While Liverpool may have stopped their recent rot by defeating Manchester City at a raucous Anfield at the weekend, questions remain about their ability to challenge for the major honours this season.

To this end, the Reds are now priced at an average of 20/1 to win their second EPL title under the stewardship of Jurgen Klopp, with the current GGpoker welcome codes potentially affording you access to superior returns over time.

Trent Alexander-Arnold has been key to Liverpool’s successes in recent years, but he’s also central to the clubs’ trials and tribulations this season. So, has the time come to adapt Trent’s role at Anfield? Let’s get into it!

How Liverpool’s Issues Have Altered Trent’s Role

In many ways, Alexander-Arnold is the epitome of the modern fullback, operating relatively high up the pitch and emerging as a uniquely creative force in the Liverpool side.

In previous seasons, Liverpool’s three-man midfield included energetic players like Jordan Henderson and Georginio Wijnaldum in the widest positions, enabling them to cover for Trent and Andy Robertson as they marauded up the pitch.

This season, however, the Reds have undergone something of a tactical evolution. This has much to do with an aging and ever-changing midfield, along with the departure of Sadio Mane and the integration of Luis Diaz and new signing Darwin Nunez in attack.

When it comes to the former, the advancing ages of Henderson and James Milner have precipitated a significant sea change in midfield, which is now populated by more technical players like Thiago, Fabinho and Harvey Elliott.

This has left considerably less cover for Alexander-Arnold and Robertson during transitions, while Diaz and Nunez are more rigid in their positioning and a little less effective in the forward press.

Similarly, Diaz often adopts a much wider starting position that Mane, while Mohamed Salah has followed suit this season and forced Trent to naturally adopt a more central (albeit typically advanced) role a times.

Building From a More Rigid 4-4-2 Shape

Ahead of the recent UCL home game against Rangers, however, Klopp adopted a more rigid 4-2-3-1 shape, which became a classic 4-4-2 when out of position and featured two holding midfielders alongside four attackers.

Because of this, Trent was asked to play a more traditional right back role, playing noticeably deeper and maintaining a position much closer to his defensive teammates. In this respect, he played an important support role and was often the spare man in possession, although his ability to create chances was impaired considerably.

This hints at a change of role for the talented fullback, especially as Klopp looks to stabilise his side in the short-term. But is it the right change in role, and does it suit Trent’s attacking attributes?

While Trent can defend superbly one-on-one and is much better positionally when he’s asked to play primarily as a defensive fullback, it’s hard to ignore his attacking output through the years.

For example, he has made 171 EPL appearances since his debut in 2016, scoring 11 goals and providing an impressive 45 assists.
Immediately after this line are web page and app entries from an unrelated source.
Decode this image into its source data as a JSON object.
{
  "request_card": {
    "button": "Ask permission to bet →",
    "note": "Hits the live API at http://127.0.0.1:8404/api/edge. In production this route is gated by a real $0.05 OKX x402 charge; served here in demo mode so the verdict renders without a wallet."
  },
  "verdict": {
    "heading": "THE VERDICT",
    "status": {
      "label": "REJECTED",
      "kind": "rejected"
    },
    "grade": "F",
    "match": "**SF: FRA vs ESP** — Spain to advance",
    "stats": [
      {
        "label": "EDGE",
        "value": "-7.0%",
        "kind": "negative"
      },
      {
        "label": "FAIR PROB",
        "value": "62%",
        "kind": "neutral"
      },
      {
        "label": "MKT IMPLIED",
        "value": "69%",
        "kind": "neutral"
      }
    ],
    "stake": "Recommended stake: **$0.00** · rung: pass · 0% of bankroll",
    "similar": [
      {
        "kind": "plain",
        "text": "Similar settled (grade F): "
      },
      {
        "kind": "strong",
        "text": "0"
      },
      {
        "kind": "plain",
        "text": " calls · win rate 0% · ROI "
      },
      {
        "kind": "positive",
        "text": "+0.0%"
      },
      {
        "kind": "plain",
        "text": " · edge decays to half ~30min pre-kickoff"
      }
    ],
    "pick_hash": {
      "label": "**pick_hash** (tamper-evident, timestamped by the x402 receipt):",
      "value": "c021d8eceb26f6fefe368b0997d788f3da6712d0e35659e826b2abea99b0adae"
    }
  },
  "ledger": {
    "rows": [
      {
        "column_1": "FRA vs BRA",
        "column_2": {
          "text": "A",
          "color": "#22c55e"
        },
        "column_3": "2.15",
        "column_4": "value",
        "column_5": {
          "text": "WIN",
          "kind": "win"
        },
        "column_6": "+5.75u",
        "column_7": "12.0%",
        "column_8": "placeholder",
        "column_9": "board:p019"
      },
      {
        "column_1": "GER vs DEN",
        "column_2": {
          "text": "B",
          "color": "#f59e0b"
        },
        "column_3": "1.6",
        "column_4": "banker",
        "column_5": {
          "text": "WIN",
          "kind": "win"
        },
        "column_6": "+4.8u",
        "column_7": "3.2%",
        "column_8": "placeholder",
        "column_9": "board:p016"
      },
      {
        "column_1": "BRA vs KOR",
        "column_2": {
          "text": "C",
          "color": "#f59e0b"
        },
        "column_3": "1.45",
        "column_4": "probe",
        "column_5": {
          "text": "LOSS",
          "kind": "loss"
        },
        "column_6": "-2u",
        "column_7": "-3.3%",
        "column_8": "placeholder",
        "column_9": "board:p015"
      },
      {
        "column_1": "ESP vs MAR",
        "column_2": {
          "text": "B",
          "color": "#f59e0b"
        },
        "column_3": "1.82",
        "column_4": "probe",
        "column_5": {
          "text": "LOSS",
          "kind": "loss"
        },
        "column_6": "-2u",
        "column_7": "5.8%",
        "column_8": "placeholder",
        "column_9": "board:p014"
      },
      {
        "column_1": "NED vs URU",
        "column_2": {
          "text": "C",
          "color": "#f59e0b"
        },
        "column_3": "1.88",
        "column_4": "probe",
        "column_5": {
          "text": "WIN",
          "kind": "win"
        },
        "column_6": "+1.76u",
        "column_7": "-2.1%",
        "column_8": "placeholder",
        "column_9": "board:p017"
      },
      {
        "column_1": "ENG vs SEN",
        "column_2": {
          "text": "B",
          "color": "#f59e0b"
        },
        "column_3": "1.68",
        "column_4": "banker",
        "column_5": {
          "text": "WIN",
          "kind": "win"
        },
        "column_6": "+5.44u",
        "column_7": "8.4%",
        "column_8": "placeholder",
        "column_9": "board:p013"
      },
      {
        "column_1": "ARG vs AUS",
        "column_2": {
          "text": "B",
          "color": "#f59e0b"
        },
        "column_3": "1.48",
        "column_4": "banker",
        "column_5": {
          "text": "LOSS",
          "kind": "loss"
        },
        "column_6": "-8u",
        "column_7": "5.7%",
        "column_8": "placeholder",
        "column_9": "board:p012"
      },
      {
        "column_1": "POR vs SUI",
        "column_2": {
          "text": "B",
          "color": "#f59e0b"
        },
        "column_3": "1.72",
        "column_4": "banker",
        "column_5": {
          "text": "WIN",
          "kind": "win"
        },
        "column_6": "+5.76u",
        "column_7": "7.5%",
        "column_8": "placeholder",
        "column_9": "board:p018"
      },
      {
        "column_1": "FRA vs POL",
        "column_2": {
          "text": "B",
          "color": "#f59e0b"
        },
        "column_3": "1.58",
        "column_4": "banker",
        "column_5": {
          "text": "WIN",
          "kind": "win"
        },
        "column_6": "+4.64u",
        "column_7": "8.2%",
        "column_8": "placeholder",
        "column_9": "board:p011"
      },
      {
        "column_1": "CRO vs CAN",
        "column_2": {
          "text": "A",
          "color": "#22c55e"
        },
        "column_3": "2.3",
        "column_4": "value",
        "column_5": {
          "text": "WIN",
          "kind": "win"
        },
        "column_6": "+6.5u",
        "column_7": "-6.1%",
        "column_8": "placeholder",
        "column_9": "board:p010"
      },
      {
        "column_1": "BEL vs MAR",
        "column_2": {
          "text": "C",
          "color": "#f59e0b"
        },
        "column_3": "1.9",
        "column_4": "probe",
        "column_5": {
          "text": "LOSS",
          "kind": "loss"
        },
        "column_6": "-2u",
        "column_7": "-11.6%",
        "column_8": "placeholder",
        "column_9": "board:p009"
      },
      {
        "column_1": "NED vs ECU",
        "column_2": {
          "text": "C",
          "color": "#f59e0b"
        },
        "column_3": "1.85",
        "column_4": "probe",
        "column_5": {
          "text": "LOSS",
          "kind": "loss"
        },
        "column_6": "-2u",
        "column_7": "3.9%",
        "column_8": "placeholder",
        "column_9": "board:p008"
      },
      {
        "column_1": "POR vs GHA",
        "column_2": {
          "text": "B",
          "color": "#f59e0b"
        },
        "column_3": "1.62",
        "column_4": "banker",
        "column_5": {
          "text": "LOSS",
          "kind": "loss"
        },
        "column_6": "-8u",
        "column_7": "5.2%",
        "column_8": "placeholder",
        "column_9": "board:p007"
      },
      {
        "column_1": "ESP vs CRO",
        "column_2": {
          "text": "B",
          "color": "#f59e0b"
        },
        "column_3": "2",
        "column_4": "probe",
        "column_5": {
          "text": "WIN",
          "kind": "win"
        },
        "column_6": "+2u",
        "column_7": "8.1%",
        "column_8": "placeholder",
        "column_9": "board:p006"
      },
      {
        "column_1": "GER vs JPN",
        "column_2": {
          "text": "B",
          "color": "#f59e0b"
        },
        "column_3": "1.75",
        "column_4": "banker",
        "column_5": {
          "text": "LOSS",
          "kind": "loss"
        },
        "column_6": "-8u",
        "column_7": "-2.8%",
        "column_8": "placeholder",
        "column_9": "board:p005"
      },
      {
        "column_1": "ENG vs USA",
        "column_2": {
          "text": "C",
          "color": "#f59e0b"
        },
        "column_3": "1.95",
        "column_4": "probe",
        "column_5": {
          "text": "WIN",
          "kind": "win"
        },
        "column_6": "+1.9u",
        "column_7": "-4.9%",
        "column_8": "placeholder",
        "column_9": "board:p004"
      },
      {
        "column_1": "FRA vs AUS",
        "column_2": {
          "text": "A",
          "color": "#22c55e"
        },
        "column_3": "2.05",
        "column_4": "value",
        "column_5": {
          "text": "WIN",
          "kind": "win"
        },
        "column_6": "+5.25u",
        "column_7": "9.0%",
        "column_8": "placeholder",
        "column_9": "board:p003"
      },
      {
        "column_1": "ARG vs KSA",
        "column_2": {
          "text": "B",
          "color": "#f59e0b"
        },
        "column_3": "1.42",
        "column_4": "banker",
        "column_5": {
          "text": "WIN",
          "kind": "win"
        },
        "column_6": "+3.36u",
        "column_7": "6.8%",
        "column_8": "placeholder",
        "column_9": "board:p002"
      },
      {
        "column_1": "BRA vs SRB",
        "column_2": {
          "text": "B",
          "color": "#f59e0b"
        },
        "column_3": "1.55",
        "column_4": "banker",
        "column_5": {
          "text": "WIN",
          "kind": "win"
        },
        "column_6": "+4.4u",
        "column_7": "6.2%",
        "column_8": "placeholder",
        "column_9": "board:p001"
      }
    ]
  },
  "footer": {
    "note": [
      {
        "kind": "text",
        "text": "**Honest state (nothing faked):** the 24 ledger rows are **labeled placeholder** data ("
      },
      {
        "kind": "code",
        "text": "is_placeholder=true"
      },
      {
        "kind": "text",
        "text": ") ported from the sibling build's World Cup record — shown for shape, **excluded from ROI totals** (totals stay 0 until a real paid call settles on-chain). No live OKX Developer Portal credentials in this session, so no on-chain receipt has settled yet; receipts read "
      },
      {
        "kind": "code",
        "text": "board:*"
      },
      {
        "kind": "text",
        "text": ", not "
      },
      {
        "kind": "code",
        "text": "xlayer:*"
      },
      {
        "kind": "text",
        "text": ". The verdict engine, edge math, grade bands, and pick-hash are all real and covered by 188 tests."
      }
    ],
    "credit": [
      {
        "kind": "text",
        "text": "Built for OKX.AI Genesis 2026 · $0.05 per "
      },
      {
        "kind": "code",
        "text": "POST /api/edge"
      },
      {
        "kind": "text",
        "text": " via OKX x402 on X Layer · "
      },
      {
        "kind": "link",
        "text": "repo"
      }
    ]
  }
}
This equates to one goal involvement every three games or so on average, which is quite incredible for an ostensibly defensive player.
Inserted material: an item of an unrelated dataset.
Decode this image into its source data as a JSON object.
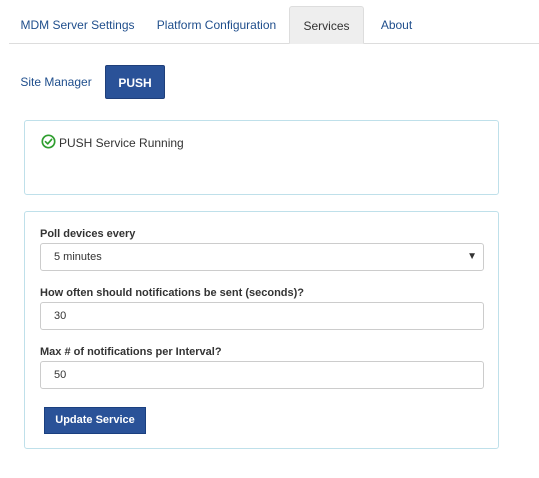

In terms of big chances created, Alexander-Arnold has 66 to his name in the EPL since his debut.

To provide context, this is the 12th highest such value since such statistics started to be collated at the beginning of the 2010/11 season, with Trent registering more big chances than Wayne Rooney, former teammate Mane and even Arsenal’s assist king himself Mesut Ozil during his relatively short career.

TAA also averages 59.91 passes per match across his EPL career, highlighting his innate ability to dictate play and showcase an enviable range of passing.
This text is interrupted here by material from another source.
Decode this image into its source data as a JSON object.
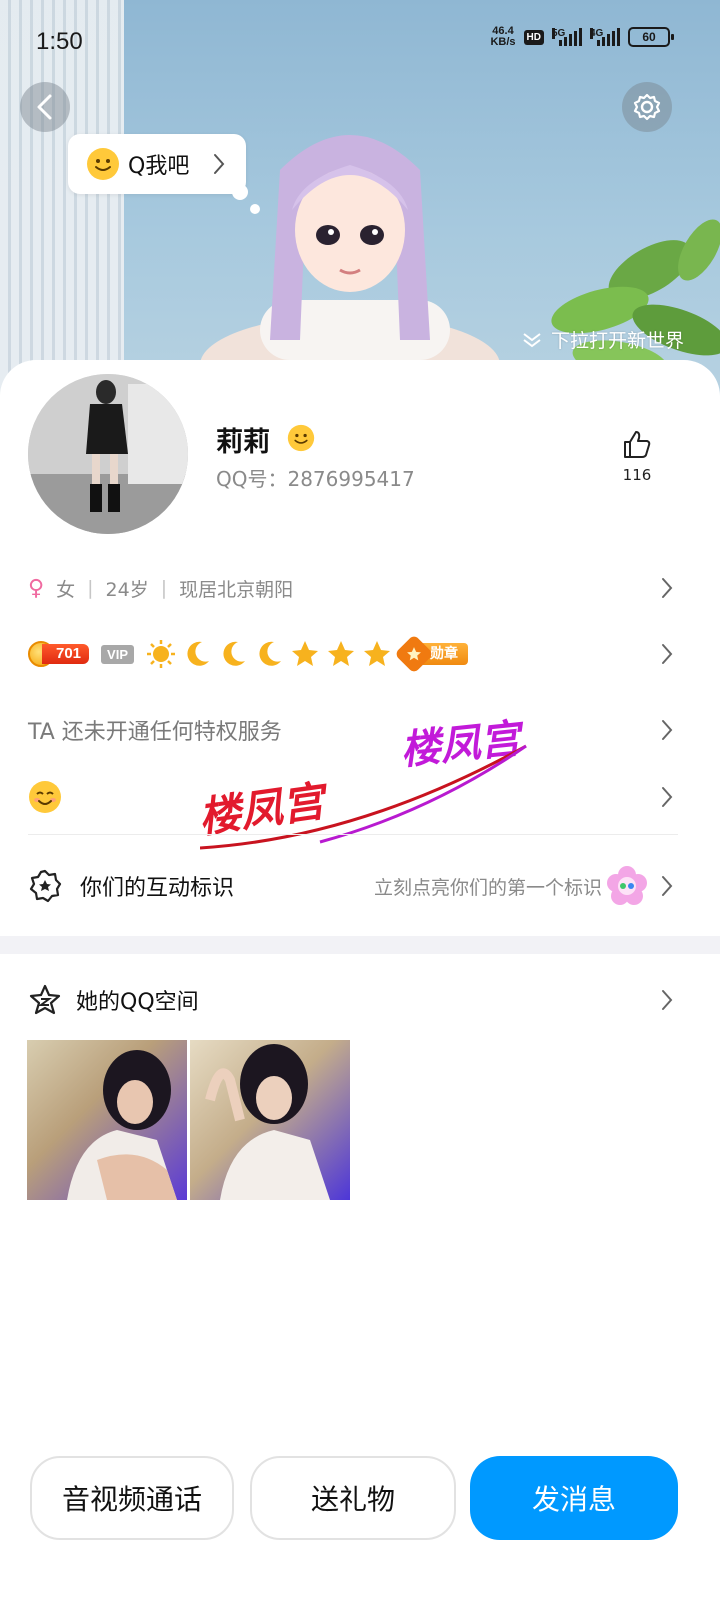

The Last Word

Ultimately, these statistics suggest that Trent would be better deployed permanently in a more advanced role, perhaps as the right-sided midfielder in a central three.

Here, he would have a license to get on the ball and dictate play centrally, while also being allowed to break freely into the final third without leaving the defence overly exposed in wide areas.

It seems inevitable that he’ll evolve into such a role in the future, although now arguably the ideal time to encourage Alexander-Arnold to make such a leap as Liverpool undergo a transitional phase.

For now, however, it appears as though Klopp will focus on playing Trent in a more orthodox full back role, as he looks to get back to basics and make his side considerably harder to play against.